(DATA SUPPLIED Opens)
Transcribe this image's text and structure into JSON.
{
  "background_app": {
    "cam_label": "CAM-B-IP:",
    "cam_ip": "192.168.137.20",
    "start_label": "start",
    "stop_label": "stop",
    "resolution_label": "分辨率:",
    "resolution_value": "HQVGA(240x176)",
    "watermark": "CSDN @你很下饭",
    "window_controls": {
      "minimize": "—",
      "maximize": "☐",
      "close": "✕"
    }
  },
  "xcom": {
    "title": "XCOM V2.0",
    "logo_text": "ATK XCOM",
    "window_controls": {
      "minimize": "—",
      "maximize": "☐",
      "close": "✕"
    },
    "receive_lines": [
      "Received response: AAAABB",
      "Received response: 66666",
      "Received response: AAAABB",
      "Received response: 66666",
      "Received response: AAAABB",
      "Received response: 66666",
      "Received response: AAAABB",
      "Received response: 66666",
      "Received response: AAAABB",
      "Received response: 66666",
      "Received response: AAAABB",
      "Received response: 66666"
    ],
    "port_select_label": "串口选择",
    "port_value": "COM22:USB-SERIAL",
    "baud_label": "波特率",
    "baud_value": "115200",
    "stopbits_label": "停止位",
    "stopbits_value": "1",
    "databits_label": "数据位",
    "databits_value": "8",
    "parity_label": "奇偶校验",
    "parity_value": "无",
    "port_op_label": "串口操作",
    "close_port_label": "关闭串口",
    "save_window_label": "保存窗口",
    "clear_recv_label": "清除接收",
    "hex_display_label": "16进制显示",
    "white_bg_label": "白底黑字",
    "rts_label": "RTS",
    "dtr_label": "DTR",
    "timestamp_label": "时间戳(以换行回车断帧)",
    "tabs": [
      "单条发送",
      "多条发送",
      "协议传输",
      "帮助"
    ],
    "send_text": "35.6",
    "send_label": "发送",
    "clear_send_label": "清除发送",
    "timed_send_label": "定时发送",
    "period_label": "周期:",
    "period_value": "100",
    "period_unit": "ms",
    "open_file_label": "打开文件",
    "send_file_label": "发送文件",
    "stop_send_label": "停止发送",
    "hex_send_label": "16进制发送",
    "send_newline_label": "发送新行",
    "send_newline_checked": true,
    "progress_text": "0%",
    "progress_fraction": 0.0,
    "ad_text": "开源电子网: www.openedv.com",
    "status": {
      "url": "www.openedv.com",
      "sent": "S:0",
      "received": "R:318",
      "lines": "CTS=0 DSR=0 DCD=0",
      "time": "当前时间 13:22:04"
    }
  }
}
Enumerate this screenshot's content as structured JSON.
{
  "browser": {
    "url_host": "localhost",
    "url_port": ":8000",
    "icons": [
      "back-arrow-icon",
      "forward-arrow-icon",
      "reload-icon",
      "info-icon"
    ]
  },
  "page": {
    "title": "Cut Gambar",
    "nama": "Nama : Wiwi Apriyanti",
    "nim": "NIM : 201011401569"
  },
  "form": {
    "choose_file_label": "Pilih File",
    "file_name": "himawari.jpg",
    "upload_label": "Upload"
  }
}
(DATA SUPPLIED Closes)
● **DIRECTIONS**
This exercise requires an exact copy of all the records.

● **RESPONSE**
Transcribe this image's text and structure into JSON.
{
  "background_app": {
    "cam_label": "CAM-B-IP:",
    "cam_ip": "192.168.137.20",
    "start_label": "start",
    "stop_label": "stop",
    "resolution_label": "分辨率:",
    "resolution_value": "HQVGA(240x176)",
    "watermark": "CSDN @你很下饭",
    "window_controls": {
      "minimize": "—",
      "maximize": "☐",
      "close": "✕"
    }
  },
  "xcom": {
    "title": "XCOM V2.0",
    "logo_text": "ATK XCOM",
    "window_controls": {
      "minimize": "—",
      "maximize": "☐",
      "close": "✕"
    },
    "receive_lines": [
      "Received response: AAAABB",
      "Received response: 66666",
      "Received response: AAAABB",
      "Received response: 66666",
      "Received response: AAAABB",
      "Received response: 66666",
      "Received response: AAAABB",
      "Received response: 66666",
      "Received response: AAAABB",
      "Received response: 66666",
      "Received response: AAAABB",
      "Received response: 66666"
    ],
    "port_select_label": "串口选择",
    "port_value": "COM22:USB-SERIAL",
    "baud_label": "波特率",
    "baud_value": "115200",
    "stopbits_label": "停止位",
    "stopbits_value": "1",
    "databits_label": "数据位",
    "databits_value": "8",
    "parity_label": "奇偶校验",
    "parity_value": "无",
    "port_op_label": "串口操作",
    "close_port_label": "关闭串口",
    "save_window_label": "保存窗口",
    "clear_recv_label": "清除接收",
    "hex_display_label": "16进制显示",
    "white_bg_label": "白底黑字",
    "rts_label": "RTS",
    "dtr_label": "DTR",
    "timestamp_label": "时间戳(以换行回车断帧)",
    "tabs": [
      "单条发送",
      "多条发送",
      "协议传输",
      "帮助"
    ],
    "send_text": "35.6",
    "send_label": "发送",
    "clear_send_label": "清除发送",
    "timed_send_label": "定时发送",
    "period_label": "周期:",
    "period_value": "100",
    "period_unit": "ms",
    "open_file_label": "打开文件",
    "send_file_label": "发送文件",
    "stop_send_label": "停止发送",
    "hex_send_label": "16进制发送",
    "send_newline_label": "发送新行",
    "send_newline_checked": true,
    "progress_text": "0%",
    "progress_fraction": 0.0,
    "ad_text": "开源电子网: www.openedv.com",
    "status": {
      "url": "www.openedv.com",
      "sent": "S:0",
      "received": "R:318",
      "lines": "CTS=0 DSR=0 DCD=0",
      "time": "当前时间 13:22:04"
    }
  }
}
Enumerate this screenshot's content as structured JSON.
{
  "browser": {
    "url_host": "localhost",
    "url_port": ":8000",
    "icons": [
      "back-arrow-icon",
      "forward-arrow-icon",
      "reload-icon",
      "info-icon"
    ]
  },
  "page": {
    "title": "Cut Gambar",
    "nama": "Nama : Wiwi Apriyanti",
    "nim": "NIM : 201011401569"
  },
  "form": {
    "choose_file_label": "Pilih File",
    "file_name": "himawari.jpg",
    "upload_label": "Upload"
  }
}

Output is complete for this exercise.